[Records excerpted from a collection]
--------------------------------
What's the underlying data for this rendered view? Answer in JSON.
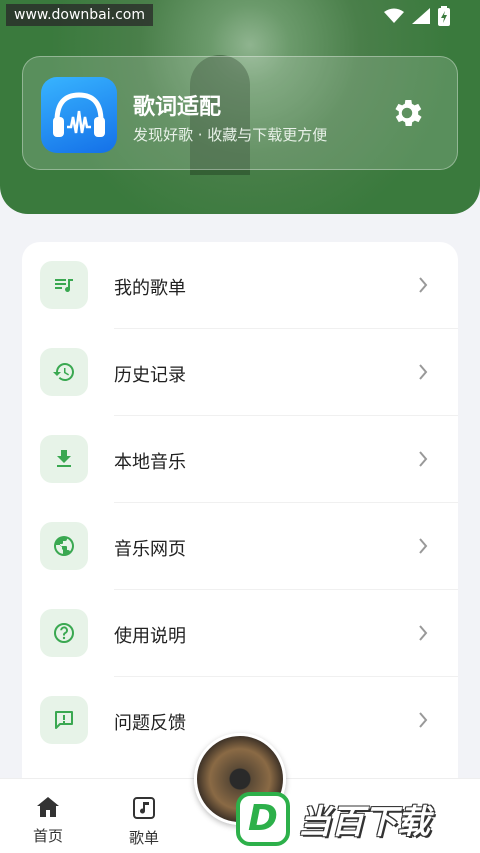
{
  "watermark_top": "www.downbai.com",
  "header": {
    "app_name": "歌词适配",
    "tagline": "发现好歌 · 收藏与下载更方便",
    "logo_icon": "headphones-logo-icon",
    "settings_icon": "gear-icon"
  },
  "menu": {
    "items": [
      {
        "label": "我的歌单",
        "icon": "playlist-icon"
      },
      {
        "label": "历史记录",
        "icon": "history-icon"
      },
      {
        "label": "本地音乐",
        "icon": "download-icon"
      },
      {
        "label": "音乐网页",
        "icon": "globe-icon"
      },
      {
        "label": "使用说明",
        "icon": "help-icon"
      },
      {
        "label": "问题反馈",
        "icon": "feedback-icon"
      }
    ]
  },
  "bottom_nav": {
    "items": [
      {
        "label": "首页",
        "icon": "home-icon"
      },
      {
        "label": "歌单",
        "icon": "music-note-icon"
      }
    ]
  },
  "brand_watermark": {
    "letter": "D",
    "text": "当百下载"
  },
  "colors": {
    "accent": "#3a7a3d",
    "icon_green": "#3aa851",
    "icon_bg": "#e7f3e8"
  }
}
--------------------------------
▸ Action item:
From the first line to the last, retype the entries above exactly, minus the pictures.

▸ Written response:
What's the underlying data for this rendered view? Answer in JSON.
{
  "watermark_top": "www.downbai.com",
  "header": {
    "app_name": "歌词适配",
    "tagline": "发现好歌 · 收藏与下载更方便",
    "logo_icon": "headphones-logo-icon",
    "settings_icon": "gear-icon"
  },
  "menu": {
    "items": [
      {
        "label": "我的歌单",
        "icon": "playlist-icon"
      },
      {
        "label": "历史记录",
        "icon": "history-icon"
      },
      {
        "label": "本地音乐",
        "icon": "download-icon"
      },
      {
        "label": "音乐网页",
        "icon": "globe-icon"
      },
      {
        "label": "使用说明",
        "icon": "help-icon"
      },
      {
        "label": "问题反馈",
        "icon": "feedback-icon"
      }
    ]
  },
  "bottom_nav": {
    "items": [
      {
        "label": "首页",
        "icon": "home-icon"
      },
      {
        "label": "歌单",
        "icon": "music-note-icon"
      }
    ]
  },
  "brand_watermark": {
    "letter": "D",
    "text": "当百下载"
  },
  "colors": {
    "accent": "#3a7a3d",
    "icon_green": "#3aa851",
    "icon_bg": "#e7f3e8"
  }
}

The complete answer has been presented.